The Marvell® Link Street®-88E6390X device is a single-chip, 11-Port Ethernet Switch with eight integrated 10/100/1000Mbps Ethernet transceivers and two high speed SerDes interfaces supporting 10Gbps XAUI and RXAUI, 2500-BaseX, 1000Base-X, and SGMII. The device also includes an integrated 200MHz microprocessor to enable smart or lightly managed switches without the need of an external CPU.

Because there is no information about internal bus speed. For example, cheap 8-port switching units provide 8Gbps bus speed. People think it is enough as they forget that switch needs at least a double of that to allow max speed on all ports simultaneously. And Marvel does not provide such data. In this case, even the bus speed should be even at least 18Gbps - to allow additional symmetrical gigabit transfer via SGMII to another RJ45 port in MOX A.

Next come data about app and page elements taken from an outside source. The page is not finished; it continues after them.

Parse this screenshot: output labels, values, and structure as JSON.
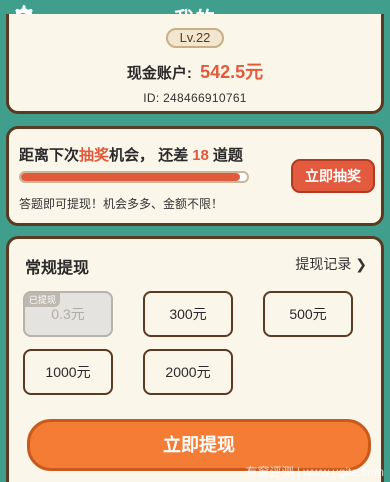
{
  "header": {
    "title": "我的",
    "settings_icon": "gear-icon"
  },
  "profile": {
    "level": "Lv.22",
    "balance_label": "现金账户:",
    "balance_amount": "542.5元",
    "id_text": "ID: 248466910761"
  },
  "lottery": {
    "text_pre": "距离下次",
    "text_highlight": "抽奖",
    "text_mid": "机会，  还差",
    "remaining": "18",
    "text_post": "道题",
    "progress_fraction": 0.97,
    "hint": "答题即可提现！机会多多、金额不限！",
    "button_label": "立即抽奖"
  },
  "withdraw": {
    "title": "常规提现",
    "record_link": "提现记录",
    "options": [
      {
        "label": "0.3元",
        "tag": "已提现",
        "disabled": true
      },
      {
        "label": "300元"
      },
      {
        "label": "500元"
      },
      {
        "label": "1000元"
      },
      {
        "label": "2000元"
      }
    ],
    "button_label": "立即提现"
  },
  "watermark": "有窗评测 | www.ugite.com",
  "colors": {
    "background": "#3f9f8c",
    "accent_red": "#e25a3c",
    "accent_orange": "#f57c35",
    "card": "#fbf6ea",
    "border": "#5b3a23"
  }
}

The feature set in the product sheet [2] stipulates


which to my understanding, least what seems commonly perceived in the network industry lingo [a], implies the backplane being capable of 16Gbps for the 8 downstream ports (1 - 8)

upstream ports (9 - 10) mode are apparently configurable as:


product sheet [2] stipulates for these two ports

The 10Gbps interfaces provide non-blocking uplink to cascade to higher port count 16 and 24 port switches

However, the MOX documentation citing

On both MOX Es you have 8x 1GBit ports, but the switches are connected to each other via 2,5 GBit links

The purpose of the eleventh port (0) is not clear to me


With all that said I would concur that the specification for any of the NIC.CZ product lines should mention the chip sets utilised aside from the SoC, it would certainly be helpful, and perhaps even a link to the chip sets’ manufacturer data sheet (if publicly available).
It should not be required having to dig into the distro’s source code to infer such information and thus saving from having to start a thread in the forum and/or send emails to support.

[a] internal bandwidth can handle all the port bandwidths, at the same time, at full capacity

[2] https://www.marvell.com/switching/assets/LinkStreet_88E6390X_FINAL2.pdf

Yes, though outlined for the TO platform the underlying principle is the same as mentioned here [3]

Suppose this meant in the context of multi-homing? In which case modules C or E should suffice but would require some VLAN and Firewall configuration and perhaps bonding (not sure whether that works on the MOX) or packages like mwan3 or vpn-policy-routing
It would take its share on the bandwidth throughput on the links crossing the border between the modules and add to the CPU load.

if you connect MOX D and use it as a WAN, then your traffic has to go through the switch(es) to the CPU, get natted/filtered/routed there and go through the switch(es) back to the final destination.

Contrary to the crypto chip in the TO that just provides secure seeds for cryptographic operations this SoC features:

  • High-performance security offload engine including IPSec, SSL, DTLS, and IKE

That should work by building a VLAN trunk between the two modules. The potential drawback could be that if the ethernet port on the A module is not driven by DSA then the trunk could only only be achieved with driver-level (802.1Q VLAN Support) tagging on the A module and thus costing CPU cycles.

Well, documentation states only

The MOX D module contains an SFP connector for an optical connection

Which would be an odd limitation if that is really the case. On the TO I got a VDSL modem working in the SFP cage.

[3] DSA and 802.1Q tagging